The Future of Infrastructure
in Fragile and Conflict-Affected States

The Partnership


ROADS TO PEACE is an initiative by UNOPS and DIIS. Moving towards the 2030 Agenda provides a space for all stakeholders — governments, civil society, regional and international organizations, development banks, financial institutions, and the private sector — for rethinking the fundamental role of infrastructures in fragile and conflict-affected states. The goal of the partnership is to produce research and shape the debate around infrastructure in this challenging context. We do so by harnessing knowledge from the field and translating it into future recommended actions for stakeholders who operate in this space.

Research Briefs

To understand how infrastructure interacts with local dynamics in fragile and conflict-affected areas, DIIS and UNOPS have carried out in-depth country case studies in representative settings to create lessons for infrastructure planning and implementation across FCAS.

DIIS researchers have undertaken desk research and analysis of data collected by research teams in the field in Afghanistan and Somalia. They have also conducted field research in the Democratic Repubilc of Congo and South Sudan – read about their findings below.

Democratic Republic of Congo

During July and August 2019, DIIS researchers were in North Kivu (eastern DRC) to carry out field research in collaboration with the UNOPS project team.

South Sudan

During July and August 2019, DIIS researchers were in Juba to carry out field research in collaboration with the UNOPS project team.

New Report on Infrastructure & Peacebuilding

A new report exploring infrastructure's impact on peacebuilding has been released by UNOPS in partnership with DIIS.

Infrastructure interacts with all dimensions of fragility before, during and after conflict. Thus, it has the potential to both support or hinder peacebuilding efforts.

The report examines infrastructure's impact across all conflict stages.

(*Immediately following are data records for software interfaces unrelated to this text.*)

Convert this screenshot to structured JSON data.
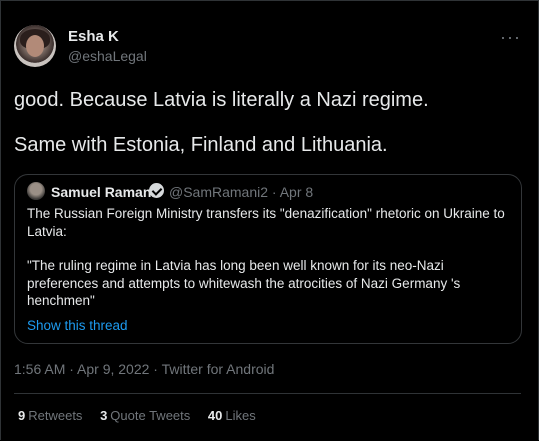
{
  "author": {
    "name": "Esha K",
    "handle": "@eshaLegal"
  },
  "menu_icon": "more-horizontal-icon",
  "tweet_text": {
    "line1": "good. Because Latvia is literally a Nazi regime.",
    "line2": "Same with Estonia, Finland and Lithuania."
  },
  "quoted": {
    "name": "Samuel Ramani",
    "verified_icon": "verified-badge-icon",
    "handle_date": "@SamRamani2 · Apr 8",
    "line1": "The Russian Foreign Ministry transfers its \"denazification\" rhetoric on Ukraine to",
    "line2": "Latvia:",
    "line3": "\"The ruling regime in Latvia has long been well known for its neo-Nazi",
    "line4": "preferences and attempts to whitewash the atrocities of Nazi Germany 's",
    "line5": "henchmen\"",
    "show_thread": "Show this thread"
  },
  "meta": "1:56 AM · Apr 9, 2022 · Twitter for Android",
  "stats": {
    "retweets_count": "9",
    "retweets_label": "Retweets",
    "quotes_count": "3",
    "quotes_label": "Quote Tweets",
    "likes_count": "40",
    "likes_label": "Likes"
  },
  "colors": {
    "background": "#000000",
    "text": "#e7e9ea",
    "secondary": "#71767b",
    "link": "#1d9bf0",
    "border": "#2f3336"
  }
}
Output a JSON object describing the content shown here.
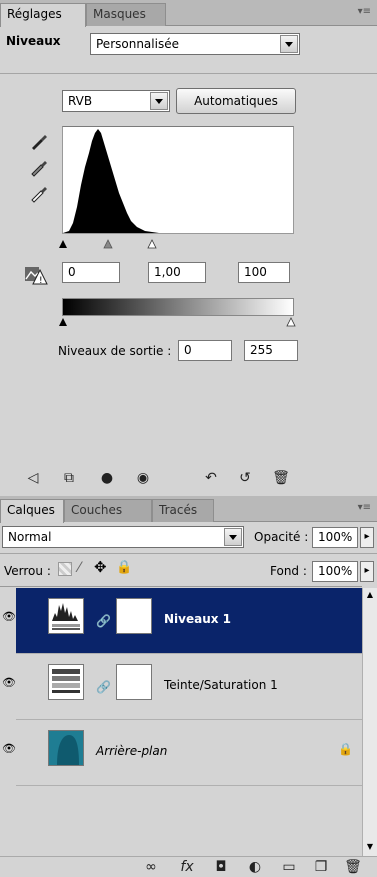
{
  "adjustments_panel": {
    "tabs": [
      {
        "label": "Réglages",
        "active": true
      },
      {
        "label": "Masques",
        "active": false
      }
    ],
    "title": "Niveaux",
    "preset_value": "Personnalisée",
    "channel_value": "RVB",
    "auto_button": "Automatiques",
    "input_levels": {
      "black": "0",
      "gamma": "1,00",
      "white": "100"
    },
    "output_label": "Niveaux de sortie :",
    "output_levels": {
      "black": "0",
      "white": "255"
    }
  },
  "layers_panel": {
    "tabs": [
      {
        "label": "Calques",
        "active": true
      },
      {
        "label": "Couches",
        "active": false
      },
      {
        "label": "Tracés",
        "active": false
      }
    ],
    "blend_mode": "Normal",
    "opacity_label": "Opacité :",
    "opacity_value": "100%",
    "lock_label": "Verrou :",
    "fill_label": "Fond :",
    "fill_value": "100%",
    "layers": [
      {
        "name": "Niveaux 1",
        "selected": true,
        "italic": false
      },
      {
        "name": "Teinte/Saturation 1",
        "selected": false,
        "italic": false
      },
      {
        "name": "Arrière-plan",
        "selected": false,
        "italic": true
      }
    ]
  },
  "colors": {
    "panel_bg": "#d4d4d4",
    "selection": "#0a246a",
    "layer_thumb_teal": "#1f7d93"
  }
}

It aims to support informed decision-making to ensure fragile and conflict-affected states can promote long-term, inclusive, sustainable and resilient development.


Funding for this partnership comes from UNOPS, DIIS, the Danish Research Council, and Riksbankens Jubileumfonds.